● **EXERCISE BRIEF**
Go through each line of the records below and count those with the word "fails"; give only the total.

● **DATA EXTRACTS**
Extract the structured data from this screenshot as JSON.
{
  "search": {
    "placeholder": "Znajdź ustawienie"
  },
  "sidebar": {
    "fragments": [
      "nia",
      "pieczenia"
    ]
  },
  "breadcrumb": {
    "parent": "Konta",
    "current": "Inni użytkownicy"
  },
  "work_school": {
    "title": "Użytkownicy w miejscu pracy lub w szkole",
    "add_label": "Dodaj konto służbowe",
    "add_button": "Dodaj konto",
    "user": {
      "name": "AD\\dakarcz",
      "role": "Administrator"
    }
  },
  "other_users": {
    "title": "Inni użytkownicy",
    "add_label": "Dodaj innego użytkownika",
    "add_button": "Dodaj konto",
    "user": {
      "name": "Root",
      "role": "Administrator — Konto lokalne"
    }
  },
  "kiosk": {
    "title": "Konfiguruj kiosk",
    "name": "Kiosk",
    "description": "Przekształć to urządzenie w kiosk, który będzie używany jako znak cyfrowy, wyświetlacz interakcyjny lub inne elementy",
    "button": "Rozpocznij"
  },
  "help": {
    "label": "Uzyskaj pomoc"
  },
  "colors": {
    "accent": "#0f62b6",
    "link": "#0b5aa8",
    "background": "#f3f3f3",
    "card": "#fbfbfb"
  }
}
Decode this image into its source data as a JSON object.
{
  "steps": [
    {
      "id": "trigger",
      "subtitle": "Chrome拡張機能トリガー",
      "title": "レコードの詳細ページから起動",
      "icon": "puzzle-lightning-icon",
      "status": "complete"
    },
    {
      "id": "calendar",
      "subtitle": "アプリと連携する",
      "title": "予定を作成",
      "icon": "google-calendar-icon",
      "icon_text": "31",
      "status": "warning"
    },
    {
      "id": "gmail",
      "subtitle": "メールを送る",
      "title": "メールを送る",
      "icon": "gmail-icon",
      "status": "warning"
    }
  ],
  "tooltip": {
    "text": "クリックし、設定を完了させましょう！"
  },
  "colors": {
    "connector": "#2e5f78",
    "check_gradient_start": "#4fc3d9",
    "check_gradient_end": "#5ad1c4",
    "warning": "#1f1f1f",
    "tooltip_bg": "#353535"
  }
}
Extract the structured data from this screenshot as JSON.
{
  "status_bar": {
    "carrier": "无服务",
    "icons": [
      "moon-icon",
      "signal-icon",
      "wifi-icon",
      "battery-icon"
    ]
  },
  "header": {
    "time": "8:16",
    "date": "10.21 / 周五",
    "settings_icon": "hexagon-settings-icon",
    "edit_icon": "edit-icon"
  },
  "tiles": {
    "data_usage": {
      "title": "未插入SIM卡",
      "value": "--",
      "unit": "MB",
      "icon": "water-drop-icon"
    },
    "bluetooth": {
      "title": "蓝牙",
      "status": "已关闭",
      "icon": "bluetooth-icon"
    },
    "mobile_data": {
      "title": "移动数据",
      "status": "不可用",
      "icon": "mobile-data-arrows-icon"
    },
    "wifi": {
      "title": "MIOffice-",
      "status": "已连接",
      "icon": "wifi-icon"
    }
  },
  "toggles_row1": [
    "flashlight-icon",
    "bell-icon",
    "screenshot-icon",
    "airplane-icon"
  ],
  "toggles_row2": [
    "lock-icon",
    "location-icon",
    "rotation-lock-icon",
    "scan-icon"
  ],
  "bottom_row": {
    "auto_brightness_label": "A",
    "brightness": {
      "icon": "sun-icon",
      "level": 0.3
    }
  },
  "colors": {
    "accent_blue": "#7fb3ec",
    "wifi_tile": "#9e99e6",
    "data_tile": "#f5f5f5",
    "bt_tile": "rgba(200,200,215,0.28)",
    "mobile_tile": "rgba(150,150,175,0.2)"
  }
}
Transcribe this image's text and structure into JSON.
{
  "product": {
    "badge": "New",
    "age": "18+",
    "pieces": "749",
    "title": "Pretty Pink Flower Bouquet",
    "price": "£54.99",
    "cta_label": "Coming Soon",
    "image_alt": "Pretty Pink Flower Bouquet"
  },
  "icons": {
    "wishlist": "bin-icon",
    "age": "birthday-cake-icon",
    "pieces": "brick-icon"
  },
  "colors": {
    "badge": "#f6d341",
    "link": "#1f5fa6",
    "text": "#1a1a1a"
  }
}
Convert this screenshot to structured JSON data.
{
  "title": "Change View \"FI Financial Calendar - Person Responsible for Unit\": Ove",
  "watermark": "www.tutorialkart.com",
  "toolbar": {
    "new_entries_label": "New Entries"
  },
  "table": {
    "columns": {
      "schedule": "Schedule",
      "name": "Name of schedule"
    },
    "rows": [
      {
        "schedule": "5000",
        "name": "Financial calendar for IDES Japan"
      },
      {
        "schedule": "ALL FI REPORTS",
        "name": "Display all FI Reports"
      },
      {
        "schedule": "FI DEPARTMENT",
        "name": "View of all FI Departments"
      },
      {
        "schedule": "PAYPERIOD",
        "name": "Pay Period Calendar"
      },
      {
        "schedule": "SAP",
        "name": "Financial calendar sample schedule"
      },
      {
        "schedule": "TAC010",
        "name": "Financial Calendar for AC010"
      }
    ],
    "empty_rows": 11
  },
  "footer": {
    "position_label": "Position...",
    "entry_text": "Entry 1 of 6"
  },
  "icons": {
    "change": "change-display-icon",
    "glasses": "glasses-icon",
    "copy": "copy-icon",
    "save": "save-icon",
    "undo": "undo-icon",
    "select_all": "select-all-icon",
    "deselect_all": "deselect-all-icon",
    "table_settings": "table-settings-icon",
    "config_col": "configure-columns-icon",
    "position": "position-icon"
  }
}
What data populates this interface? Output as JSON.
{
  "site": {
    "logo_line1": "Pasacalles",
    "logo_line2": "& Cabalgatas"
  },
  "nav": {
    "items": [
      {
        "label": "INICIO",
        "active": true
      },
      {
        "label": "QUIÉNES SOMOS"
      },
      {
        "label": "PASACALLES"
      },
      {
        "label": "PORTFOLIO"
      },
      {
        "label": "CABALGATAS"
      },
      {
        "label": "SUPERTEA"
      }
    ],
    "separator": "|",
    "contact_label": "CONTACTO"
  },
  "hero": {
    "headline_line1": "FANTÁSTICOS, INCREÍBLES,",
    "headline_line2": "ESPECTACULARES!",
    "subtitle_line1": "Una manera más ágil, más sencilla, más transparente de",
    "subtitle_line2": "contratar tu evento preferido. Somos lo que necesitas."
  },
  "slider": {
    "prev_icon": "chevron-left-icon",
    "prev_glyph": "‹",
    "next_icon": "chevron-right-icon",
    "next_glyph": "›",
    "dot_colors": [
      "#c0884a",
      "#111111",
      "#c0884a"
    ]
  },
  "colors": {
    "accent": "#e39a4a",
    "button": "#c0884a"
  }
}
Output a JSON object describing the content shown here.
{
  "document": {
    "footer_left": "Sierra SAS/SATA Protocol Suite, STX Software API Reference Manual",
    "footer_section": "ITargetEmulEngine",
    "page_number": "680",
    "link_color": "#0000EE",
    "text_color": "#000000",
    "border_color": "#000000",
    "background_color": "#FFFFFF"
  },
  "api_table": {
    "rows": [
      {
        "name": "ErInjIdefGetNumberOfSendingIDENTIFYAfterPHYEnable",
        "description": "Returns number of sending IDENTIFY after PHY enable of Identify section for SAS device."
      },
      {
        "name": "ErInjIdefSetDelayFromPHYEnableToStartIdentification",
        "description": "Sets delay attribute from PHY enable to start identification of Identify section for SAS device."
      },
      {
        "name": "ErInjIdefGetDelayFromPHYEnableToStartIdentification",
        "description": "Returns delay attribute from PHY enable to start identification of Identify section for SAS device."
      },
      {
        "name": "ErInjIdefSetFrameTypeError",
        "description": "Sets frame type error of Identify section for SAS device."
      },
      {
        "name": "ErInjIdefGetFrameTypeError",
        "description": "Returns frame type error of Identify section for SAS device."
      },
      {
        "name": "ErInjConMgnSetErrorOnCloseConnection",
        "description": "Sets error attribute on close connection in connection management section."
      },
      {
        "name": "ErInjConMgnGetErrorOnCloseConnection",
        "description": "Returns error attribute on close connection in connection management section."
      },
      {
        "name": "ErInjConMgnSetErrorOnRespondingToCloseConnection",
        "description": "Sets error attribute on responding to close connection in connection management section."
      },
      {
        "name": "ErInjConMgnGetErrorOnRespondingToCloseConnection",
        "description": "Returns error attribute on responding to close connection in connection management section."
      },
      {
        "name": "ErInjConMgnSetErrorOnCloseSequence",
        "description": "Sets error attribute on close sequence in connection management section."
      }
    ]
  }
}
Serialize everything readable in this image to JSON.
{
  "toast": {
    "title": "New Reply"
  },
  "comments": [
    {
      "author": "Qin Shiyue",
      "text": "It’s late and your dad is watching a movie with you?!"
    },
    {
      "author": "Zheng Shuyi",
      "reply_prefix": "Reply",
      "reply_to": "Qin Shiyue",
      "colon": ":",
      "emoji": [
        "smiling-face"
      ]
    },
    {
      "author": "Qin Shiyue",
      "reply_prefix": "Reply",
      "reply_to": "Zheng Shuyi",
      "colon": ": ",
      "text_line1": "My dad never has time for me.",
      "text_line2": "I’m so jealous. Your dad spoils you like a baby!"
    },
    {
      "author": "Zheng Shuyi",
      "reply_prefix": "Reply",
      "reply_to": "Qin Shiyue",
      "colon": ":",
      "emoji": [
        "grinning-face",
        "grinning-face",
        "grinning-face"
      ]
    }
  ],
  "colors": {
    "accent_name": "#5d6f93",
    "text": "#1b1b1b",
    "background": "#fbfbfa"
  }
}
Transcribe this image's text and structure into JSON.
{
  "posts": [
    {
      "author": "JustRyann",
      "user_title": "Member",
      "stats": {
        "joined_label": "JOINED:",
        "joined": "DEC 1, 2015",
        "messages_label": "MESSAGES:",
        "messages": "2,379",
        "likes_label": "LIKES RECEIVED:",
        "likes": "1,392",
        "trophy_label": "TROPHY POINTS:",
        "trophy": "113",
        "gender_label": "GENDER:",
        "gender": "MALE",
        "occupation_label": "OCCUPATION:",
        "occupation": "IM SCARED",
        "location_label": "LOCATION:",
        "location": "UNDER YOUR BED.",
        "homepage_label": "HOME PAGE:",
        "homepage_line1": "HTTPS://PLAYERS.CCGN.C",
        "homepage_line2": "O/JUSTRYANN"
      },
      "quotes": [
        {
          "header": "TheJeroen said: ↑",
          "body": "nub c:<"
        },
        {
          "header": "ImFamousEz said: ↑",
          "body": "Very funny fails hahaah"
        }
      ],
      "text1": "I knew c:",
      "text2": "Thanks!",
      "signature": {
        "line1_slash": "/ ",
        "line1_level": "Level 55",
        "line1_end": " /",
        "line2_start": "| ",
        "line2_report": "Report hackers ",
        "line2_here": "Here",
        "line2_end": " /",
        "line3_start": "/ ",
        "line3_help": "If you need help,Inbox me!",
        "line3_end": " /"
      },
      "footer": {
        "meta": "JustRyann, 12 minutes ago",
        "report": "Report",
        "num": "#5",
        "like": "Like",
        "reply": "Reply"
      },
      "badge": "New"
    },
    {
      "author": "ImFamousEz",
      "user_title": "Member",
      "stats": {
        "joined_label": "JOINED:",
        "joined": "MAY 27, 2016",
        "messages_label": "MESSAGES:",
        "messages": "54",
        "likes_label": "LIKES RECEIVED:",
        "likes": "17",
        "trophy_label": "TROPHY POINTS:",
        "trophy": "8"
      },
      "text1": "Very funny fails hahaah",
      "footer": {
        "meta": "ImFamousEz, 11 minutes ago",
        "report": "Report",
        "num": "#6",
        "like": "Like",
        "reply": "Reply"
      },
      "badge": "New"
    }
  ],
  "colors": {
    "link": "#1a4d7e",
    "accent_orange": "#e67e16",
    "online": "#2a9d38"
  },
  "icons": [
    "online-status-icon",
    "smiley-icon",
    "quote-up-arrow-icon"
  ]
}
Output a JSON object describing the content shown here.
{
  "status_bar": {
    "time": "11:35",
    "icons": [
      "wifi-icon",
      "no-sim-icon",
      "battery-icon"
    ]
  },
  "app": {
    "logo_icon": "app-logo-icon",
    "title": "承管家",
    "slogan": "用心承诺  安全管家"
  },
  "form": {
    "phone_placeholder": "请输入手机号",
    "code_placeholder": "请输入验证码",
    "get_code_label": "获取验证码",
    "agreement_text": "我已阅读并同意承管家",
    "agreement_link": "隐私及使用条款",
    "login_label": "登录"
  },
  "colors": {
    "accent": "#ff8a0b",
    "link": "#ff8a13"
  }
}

● **OUTPUT BELOW**
2